### REQUIRED WORK
For every line that contains the string "Wire", pull that line out of the material below.

*** DATA IN THIS EXERCISE ***

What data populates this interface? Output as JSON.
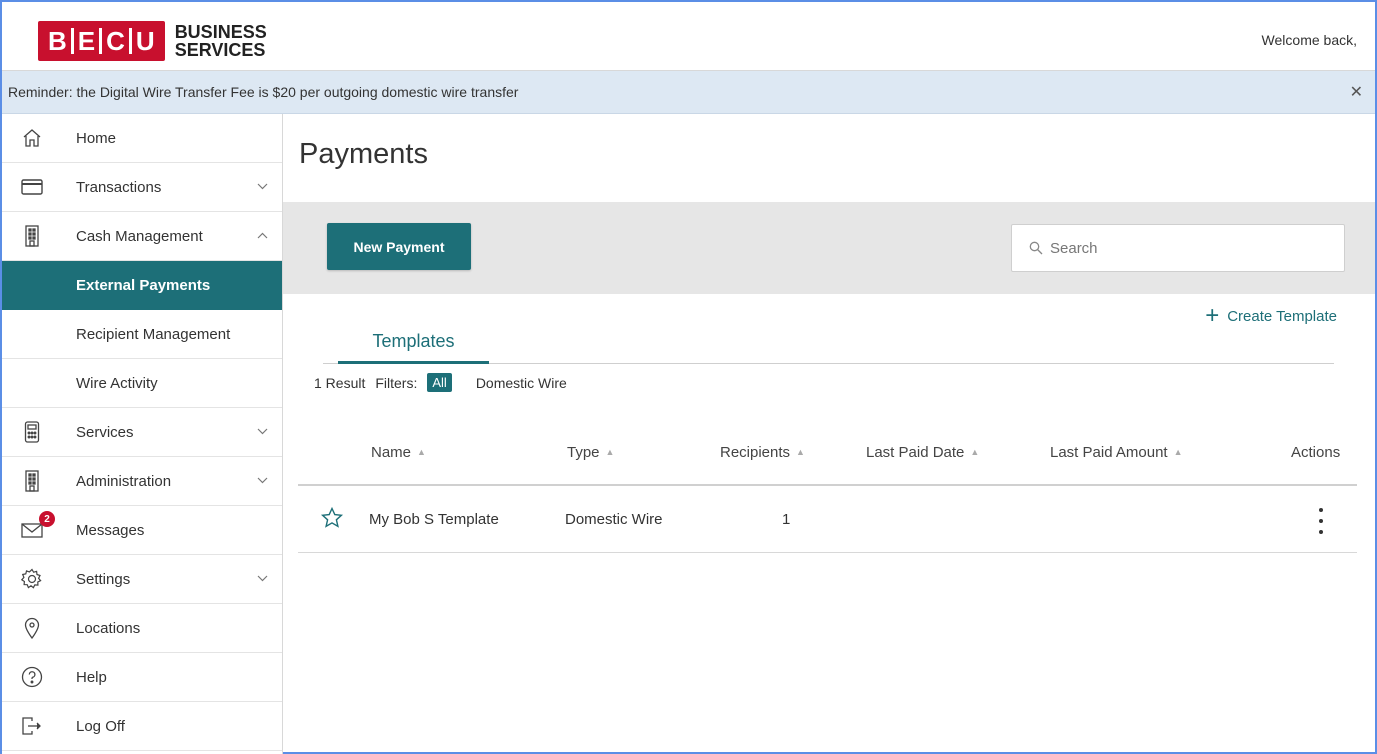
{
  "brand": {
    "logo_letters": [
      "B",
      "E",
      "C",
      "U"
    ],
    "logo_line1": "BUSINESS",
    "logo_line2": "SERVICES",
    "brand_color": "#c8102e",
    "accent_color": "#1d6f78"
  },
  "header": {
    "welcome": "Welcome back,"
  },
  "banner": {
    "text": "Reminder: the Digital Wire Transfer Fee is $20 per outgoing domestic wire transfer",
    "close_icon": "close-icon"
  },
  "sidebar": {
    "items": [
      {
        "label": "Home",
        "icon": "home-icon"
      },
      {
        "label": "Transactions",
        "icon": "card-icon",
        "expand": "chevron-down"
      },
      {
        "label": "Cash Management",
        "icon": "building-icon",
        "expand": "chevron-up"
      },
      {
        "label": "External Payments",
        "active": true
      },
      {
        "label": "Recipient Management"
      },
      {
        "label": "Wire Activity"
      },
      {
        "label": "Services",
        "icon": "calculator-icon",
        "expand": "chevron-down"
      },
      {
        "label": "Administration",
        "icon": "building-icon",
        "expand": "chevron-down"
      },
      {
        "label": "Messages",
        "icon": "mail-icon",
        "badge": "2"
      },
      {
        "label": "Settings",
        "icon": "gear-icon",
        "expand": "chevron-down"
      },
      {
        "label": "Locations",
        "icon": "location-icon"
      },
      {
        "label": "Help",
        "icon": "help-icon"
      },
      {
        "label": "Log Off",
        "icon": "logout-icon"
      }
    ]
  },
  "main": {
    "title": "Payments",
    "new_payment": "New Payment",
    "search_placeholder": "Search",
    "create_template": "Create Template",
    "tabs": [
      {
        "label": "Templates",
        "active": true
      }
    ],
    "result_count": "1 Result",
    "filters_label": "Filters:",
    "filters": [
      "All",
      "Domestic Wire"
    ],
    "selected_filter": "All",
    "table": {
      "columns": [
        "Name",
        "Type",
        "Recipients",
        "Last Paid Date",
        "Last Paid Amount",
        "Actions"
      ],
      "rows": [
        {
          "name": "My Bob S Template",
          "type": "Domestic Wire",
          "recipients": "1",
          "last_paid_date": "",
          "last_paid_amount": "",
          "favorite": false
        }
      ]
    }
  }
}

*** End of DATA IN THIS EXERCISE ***
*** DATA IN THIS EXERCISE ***

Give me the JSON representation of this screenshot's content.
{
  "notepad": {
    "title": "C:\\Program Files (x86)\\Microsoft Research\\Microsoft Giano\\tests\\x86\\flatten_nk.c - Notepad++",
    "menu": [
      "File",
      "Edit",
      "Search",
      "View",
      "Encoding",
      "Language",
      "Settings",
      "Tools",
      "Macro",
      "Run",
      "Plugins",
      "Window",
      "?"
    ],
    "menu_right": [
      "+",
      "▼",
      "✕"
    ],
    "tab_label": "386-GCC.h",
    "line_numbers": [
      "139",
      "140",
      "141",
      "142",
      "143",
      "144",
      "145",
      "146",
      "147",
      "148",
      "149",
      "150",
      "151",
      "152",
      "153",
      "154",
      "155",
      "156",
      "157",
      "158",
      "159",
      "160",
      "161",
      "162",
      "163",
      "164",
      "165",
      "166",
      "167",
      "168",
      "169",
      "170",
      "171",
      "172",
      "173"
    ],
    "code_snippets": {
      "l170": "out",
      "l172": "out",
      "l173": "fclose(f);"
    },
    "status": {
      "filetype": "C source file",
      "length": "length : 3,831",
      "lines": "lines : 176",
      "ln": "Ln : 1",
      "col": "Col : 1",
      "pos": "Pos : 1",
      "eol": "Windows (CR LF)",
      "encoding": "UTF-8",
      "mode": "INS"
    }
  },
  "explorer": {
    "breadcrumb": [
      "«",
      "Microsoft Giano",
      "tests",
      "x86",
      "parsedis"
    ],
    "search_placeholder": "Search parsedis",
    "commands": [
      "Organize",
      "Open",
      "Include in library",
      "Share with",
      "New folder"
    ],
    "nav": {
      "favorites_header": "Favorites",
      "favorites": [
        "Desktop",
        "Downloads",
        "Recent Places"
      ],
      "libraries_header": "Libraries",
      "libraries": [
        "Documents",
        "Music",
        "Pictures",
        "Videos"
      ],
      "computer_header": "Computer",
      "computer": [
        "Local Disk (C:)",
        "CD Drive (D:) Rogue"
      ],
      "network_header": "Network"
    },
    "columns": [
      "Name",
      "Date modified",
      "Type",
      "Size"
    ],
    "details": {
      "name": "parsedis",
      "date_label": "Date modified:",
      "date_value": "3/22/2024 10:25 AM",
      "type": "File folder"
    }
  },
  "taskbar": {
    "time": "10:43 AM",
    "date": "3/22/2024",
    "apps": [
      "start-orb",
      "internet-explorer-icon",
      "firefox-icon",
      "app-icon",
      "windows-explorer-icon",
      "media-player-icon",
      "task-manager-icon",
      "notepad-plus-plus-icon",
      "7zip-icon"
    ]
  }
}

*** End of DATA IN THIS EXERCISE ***

### RESPONSE BELOW
    "text": "Reminder: the Digital Wire Transfer Fee is $20 per outgoing domestic wire transfer",
        "label": "Wire Activity"
      "Domestic Wire"
          "type": "Domestic Wire",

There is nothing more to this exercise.